Saturday, December 4, 2010

More Pics and Videos, Too!

Here's some more stuff from the Kamakura trip; I forgot to upload the videos too. Also, there should be a post forthcoming about the culture course we had today. We went to see a bunraku play (traditional Japanese cultural thing), but I don't have time to write a pithy post as I've got to study for an exam Monday I forgot about...


Thursday, December 2, 2010

久しぶり!

Sorry guys--I know it's been a while. I get easily distracted, and I'm sure you're all waiting anxiously for my update has has not been forthcoming :P There's not much of an excuse for my lack of updates other than that I simply forgot...

So! Have you all been wondering what I've been up to? Well, lots of studying my ass off but other things have been going on too :) Let's see if I can put this together sequentially.
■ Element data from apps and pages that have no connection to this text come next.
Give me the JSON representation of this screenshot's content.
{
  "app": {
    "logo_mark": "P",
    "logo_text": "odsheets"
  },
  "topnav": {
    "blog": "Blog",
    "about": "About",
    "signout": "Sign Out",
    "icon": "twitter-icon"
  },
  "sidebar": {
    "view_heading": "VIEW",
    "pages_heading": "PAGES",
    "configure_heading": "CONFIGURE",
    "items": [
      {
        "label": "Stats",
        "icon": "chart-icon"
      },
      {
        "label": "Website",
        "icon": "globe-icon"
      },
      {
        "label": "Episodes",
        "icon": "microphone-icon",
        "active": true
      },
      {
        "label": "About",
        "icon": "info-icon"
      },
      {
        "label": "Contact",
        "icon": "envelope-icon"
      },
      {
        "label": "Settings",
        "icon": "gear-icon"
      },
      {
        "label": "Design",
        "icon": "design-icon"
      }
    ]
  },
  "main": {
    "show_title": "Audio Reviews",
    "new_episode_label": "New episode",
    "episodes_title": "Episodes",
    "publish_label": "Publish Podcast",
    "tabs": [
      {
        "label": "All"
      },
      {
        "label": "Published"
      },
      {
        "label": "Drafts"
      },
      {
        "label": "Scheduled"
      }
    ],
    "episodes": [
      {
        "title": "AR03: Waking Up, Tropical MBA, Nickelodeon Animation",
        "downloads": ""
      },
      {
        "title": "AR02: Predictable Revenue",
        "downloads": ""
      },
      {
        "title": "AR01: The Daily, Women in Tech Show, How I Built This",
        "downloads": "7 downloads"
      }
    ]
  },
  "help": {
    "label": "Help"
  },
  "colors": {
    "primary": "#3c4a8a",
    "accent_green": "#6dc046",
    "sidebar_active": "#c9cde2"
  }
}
On the weekend of the 20th/21st the Americans in the Japanese Culture class took an overnight trip to Kamakura to visit a shit-ton of temples, shrines, see the giant famous Buddha, go to Enoshima Island, and we all stayed at a traditional Japanese hotel (you know, the ones with paper walls and doors, tatami mat rooms and such). Being out of Tokyo and going towards the coast and a bit more out of the way was an amazing experience, and it was really gorgeous to take in the scenery. We also happened to be able to see part of a traditional Japanese wedding ceremony, and I thought it was gorgeous. Experiencing a bit of the traditional culture at the temples and shrines was a welcome break from the fast-paced life in Tokyo. The entirety of the weekend was jam-packed with stuff, and they had us tightly scheduled for the whole trip. We met at the school at 9 am Saturday, and arrived back at the school at about 7 pm Sunday night, so it definitely wasn't a slow weekend.





























I pretty much immediately went to bed after returning from the trip out to Kamakura and Enoshima, but even though I was dead tired I had so much fun.

Monday I went out with my Korean, Thai, Chinese and one American to go drinking. We ending up being SO drunk. I'm told there are photos, but I don't particularly recall them... I
was that drunk. In fact, I slipped down the stairs on my way into the train station (in my defense: it was raining), slid down half the flight on my butt, and sat there giggling for a minute. I think I'm done with the drunk thing from now on :P At leas the whole over-doing it thing, anyway. That being said, it was great to let loose with friends again :D




After that the week started picking up again, and as per the norm I had lots of homework to keep me occupied. Honestly though, I don't really mind it. I can obviously notice my skill increasing, and that's really encouraging.

Friday there was an opportunity to hang out with some Japanese people in a curry cooking class held by the school. I took the opportunity to use my Japanese in "real life" and we all cooked yummy curry!
The Japanese girl we were with spoke really good English, but for the most part we tried to use Japanese and I got along better than I though I would :)






On Monday (11/29) I went over to the guest house of one my American friends for her dinner party thing she was holding with a bunch of her friends from the guest house. There were a variety of nationalities present in the guest house, including a fair amount of Japanese students/young people (the guest house is pretty cheap) which was an unexpected treat!

It feels so weird to think that it's already December. Soon this semester will be over, and I've got conversation exams and finals coming up soon already. The semester will be over in 3 weeks, and then I'll have a winter break. I'm not 100% sure what I want to do but I'll figure something out at some point. I still have some time.

Well, it's gotten late, so I'm gonna crash. I've got plans with a friend in the morning, so I need to get up early. Night!